However, another neurologist simply appeared to "disconnect from the appointment" when she mentioned that she had just gotten the vaccine two weeks prior to her feeling ill. Another neurologist chalked up her condition to a mental health issue.

De Silva lamented, "We go to these people whom we trust, who told us to get these shots, but when something is wrong with us, we're told it is in our heads."

Finally, she saw a functional neurologist who "heard her loud and clear" and said that "Absolutely this is something the vaccine triggered in you."

The doctor went on to explain that she was experiencing dystonic storms, for which the doctor recommended glutathione, turmeric and other supplements to address her dystonic movements and inflammation. After changing her insurance, seeing a specialist at a prestigious hospital, and waiting 22 hours before getting a CT scan that came back clear and a D-dimer test to check for blood clots that came back positive, yet another doctor told her that she needed to see a therapist.

Finally, doctors in New York diagnosed De Silva with postural orthostatic tachycardia syndrome (POTS), which she did not have prior to getting vaccinated. She also had chronic demyelinating polyradiculoneuropathy, a rare autoimmune disorder.

Now, De Silva is determined to share her story in any way she can.
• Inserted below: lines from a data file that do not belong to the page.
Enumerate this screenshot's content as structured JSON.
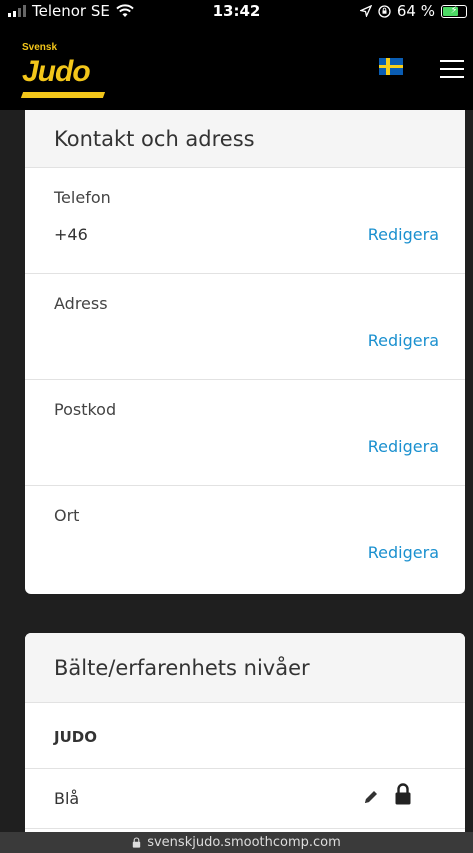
{
  "status_bar": {
    "carrier": "Telenor SE",
    "time": "13:42",
    "battery_text": "64 %",
    "battery_level": 0.64
  },
  "header": {
    "logo_small": "Svensk",
    "logo_big": "Judo",
    "language": "Swedish flag",
    "menu_icon": "hamburger-menu-icon"
  },
  "contact": {
    "title": "Kontakt och adress",
    "rows": [
      {
        "label": "Telefon",
        "value": "+46",
        "link": "Redigera"
      },
      {
        "label": "Adress",
        "value": "",
        "link": "Redigera"
      },
      {
        "label": "Postkod",
        "value": "",
        "link": "Redigera"
      },
      {
        "label": "Ort",
        "value": "",
        "link": "Redigera"
      }
    ]
  },
  "belts": {
    "title": "Bälte/erfarenhets nivåer",
    "section": "JUDO",
    "items": [
      {
        "label": "Blå",
        "edit_icon": "pencil-icon",
        "lock_icon": "lock-icon"
      }
    ]
  },
  "url_bar": {
    "url": "svenskjudo.smoothcomp.com"
  }
}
She has reached out to Congress, Pfizer, and the CDC. She also took to social media to share her story, which went viral.

"I will never regret why I received my vaccine as I did what I believed was right for myself as well and everyone around me. I had the best intention at heart when I rolled up my sleeve and received my first dose," De Silva wrote on her fundraising page.

"I knew that there wasn't much data on these very new vaccines, however I trusted the science behind them. Unfortunately, my body reacted terribly to it and has placed me in the situation I am in today."

Readers are urged to pray for De Silva and everyone who are vaccinated and are suffering from health issues after getting the jab. Those who want to help De Silva cover her bills can donate to her fundraiser.